Reproduce every record exactly as it appears, but not the pictures.

EXERCISE INPUT section start

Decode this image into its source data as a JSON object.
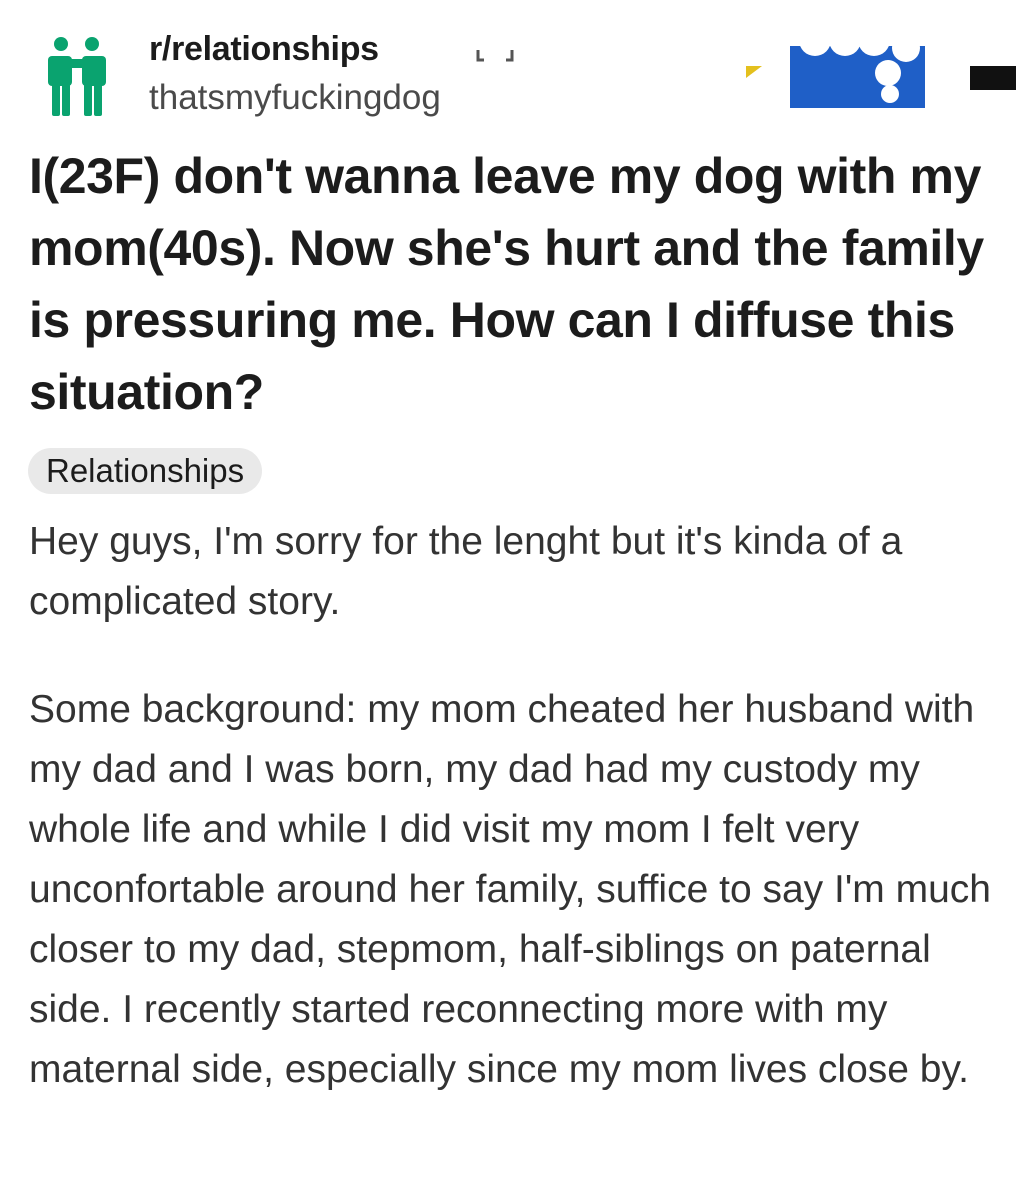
{
  "post": {
    "subreddit": "r/relationships",
    "author": "thatsmyfuckingdog",
    "title": "I(23F) don't wanna leave my dog with my mom(40s). Now she's hurt and the family is pressuring me. How can I diffuse this situation?",
    "flair": "Relationships",
    "paragraphs": [
      "Hey guys, I'm sorry for the lenght but it's kinda of a complicated story.",
      "Some background: my mom cheated her husband with my dad and I was born, my dad had my custody my whole life and while I did visit my mom I felt very unconfortable around her family, suffice to say I'm much closer to my dad, stepmom, half-siblings on paternal side. I recently started reconnecting more with my maternal side, especially since my mom lives close by."
    ]
  },
  "icons": {
    "subreddit": "relationships-couple-icon",
    "redaction": "redaction-marks"
  },
  "colors": {
    "subreddit_icon": "#0aa36f",
    "redaction_blue": "#1f5fc7",
    "flair_bg": "#e9e9e9",
    "title_text": "#1c1c1c",
    "body_text": "#333333"
  }
}
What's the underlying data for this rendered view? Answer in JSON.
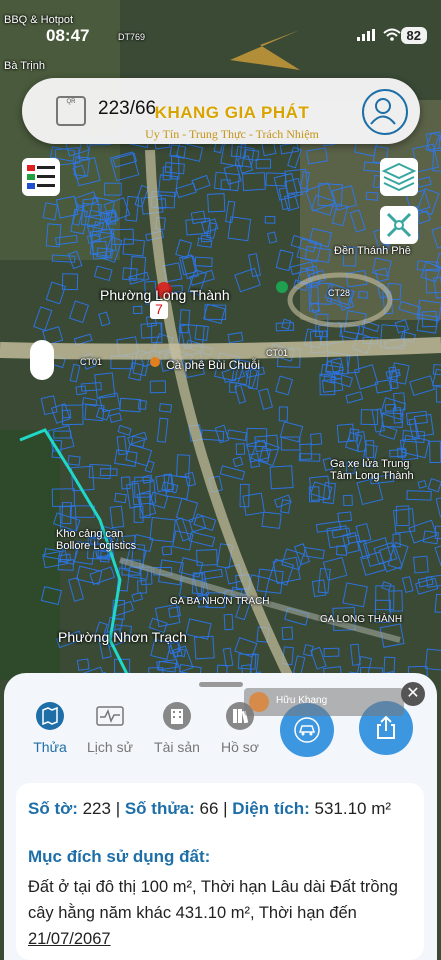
{
  "status_bar": {
    "time": "08:47",
    "battery": "82"
  },
  "search": {
    "value": "223/66",
    "qr_label": "QR"
  },
  "brand": {
    "name": "KHANG GIA PHÁT",
    "slogan": "Uy Tín - Trung Thực - Trách Nhiệm"
  },
  "map_labels": {
    "ward_long_thanh": "Phường Long Thành",
    "ward_nhon_trach": "Phường Nhơn Trạch",
    "parcel_marker": "7",
    "cafe": "Cà phê Bùi Chuỗi",
    "temple": "Đền Thánh Phê",
    "port": "Kho cảng cạn Bollore Logistics",
    "road_ct01_a": "CT01",
    "road_ct01_b": "CT01",
    "road_ct28": "CT28",
    "road_dt769": "DT769",
    "bbq": "BBQ & Hotpot",
    "ba_trinh": "Bà Trịnh",
    "ga_nhon_trach": "GA BA NHƠN TRẠCH",
    "ga_long_thanh": "GA LONG THÀNH",
    "gas_station": "Ga xe lửa Trung Tâm Long Thành"
  },
  "tabs": [
    {
      "label": "Thửa",
      "icon": "map-icon",
      "active": true
    },
    {
      "label": "Lịch sử",
      "icon": "chart-icon",
      "active": false
    },
    {
      "label": "Tài sản",
      "icon": "building-icon",
      "active": false
    },
    {
      "label": "Hồ sơ",
      "icon": "books-icon",
      "active": false
    }
  ],
  "chat_bubble": {
    "name": "Hữu Khang"
  },
  "parcel": {
    "so_to_label": "Số tờ:",
    "so_to": "223",
    "so_thua_label": "Số thửa:",
    "so_thua": "66",
    "dien_tich_label": "Diện tích:",
    "dien_tich": "531.10 m²",
    "muc_dich_label": "Mục đích sử dụng đất:",
    "muc_dich_text": "Đất ở tại đô thị 100 m², Thời hạn Lâu dài Đất trồng cây hằng năm khác 431.10 m², Thời hạn đến",
    "han_den": "21/07/2067"
  },
  "colors": {
    "accent": "#1e6fa8",
    "fab": "#3c96e0",
    "parcel_lines": "#2a7bff",
    "brand": "#d9a400"
  }
}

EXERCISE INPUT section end

- **WRITTEN SOLUTION**:
Decode this image into its source data as a JSON object.
{
  "post": {
    "subreddit": "r/relationships",
    "author": "thatsmyfuckingdog",
    "title": "I(23F) don't wanna leave my dog with my mom(40s). Now she's hurt and the family is pressuring me. How can I diffuse this situation?",
    "flair": "Relationships",
    "paragraphs": [
      "Hey guys, I'm sorry for the lenght but it's kinda of a complicated story.",
      "Some background: my mom cheated her husband with my dad and I was born, my dad had my custody my whole life and while I did visit my mom I felt very unconfortable around her family, suffice to say I'm much closer to my dad, stepmom, half-siblings on paternal side. I recently started reconnecting more with my maternal side, especially since my mom lives close by."
    ]
  },
  "icons": {
    "subreddit": "relationships-couple-icon",
    "redaction": "redaction-marks"
  },
  "colors": {
    "subreddit_icon": "#0aa36f",
    "redaction_blue": "#1f5fc7",
    "flair_bg": "#e9e9e9",
    "title_text": "#1c1c1c",
    "body_text": "#333333"
  }
}
What's the underlying data for this rendered view? Answer in JSON.
{
  "status_bar": {
    "time": "08:47",
    "battery": "82"
  },
  "search": {
    "value": "223/66",
    "qr_label": "QR"
  },
  "brand": {
    "name": "KHANG GIA PHÁT",
    "slogan": "Uy Tín - Trung Thực - Trách Nhiệm"
  },
  "map_labels": {
    "ward_long_thanh": "Phường Long Thành",
    "ward_nhon_trach": "Phường Nhơn Trạch",
    "parcel_marker": "7",
    "cafe": "Cà phê Bùi Chuỗi",
    "temple": "Đền Thánh Phê",
    "port": "Kho cảng cạn Bollore Logistics",
    "road_ct01_a": "CT01",
    "road_ct01_b": "CT01",
    "road_ct28": "CT28",
    "road_dt769": "DT769",
    "bbq": "BBQ & Hotpot",
    "ba_trinh": "Bà Trịnh",
    "ga_nhon_trach": "GA BA NHƠN TRẠCH",
    "ga_long_thanh": "GA LONG THÀNH",
    "gas_station": "Ga xe lửa Trung Tâm Long Thành"
  },
  "tabs": [
    {
      "label": "Thửa",
      "icon": "map-icon",
      "active": true
    },
    {
      "label": "Lịch sử",
      "icon": "chart-icon",
      "active": false
    },
    {
      "label": "Tài sản",
      "icon": "building-icon",
      "active": false
    },
    {
      "label": "Hồ sơ",
      "icon": "books-icon",
      "active": false
    }
  ],
  "chat_bubble": {
    "name": "Hữu Khang"
  },
  "parcel": {
    "so_to_label": "Số tờ:",
    "so_to": "223",
    "so_thua_label": "Số thửa:",
    "so_thua": "66",
    "dien_tich_label": "Diện tích:",
    "dien_tich": "531.10 m²",
    "muc_dich_label": "Mục đích sử dụng đất:",
    "muc_dich_text": "Đất ở tại đô thị 100 m², Thời hạn Lâu dài Đất trồng cây hằng năm khác 431.10 m², Thời hạn đến",
    "han_den": "21/07/2067"
  },
  "colors": {
    "accent": "#1e6fa8",
    "fab": "#3c96e0",
    "parcel_lines": "#2a7bff",
    "brand": "#d9a400"
  }
}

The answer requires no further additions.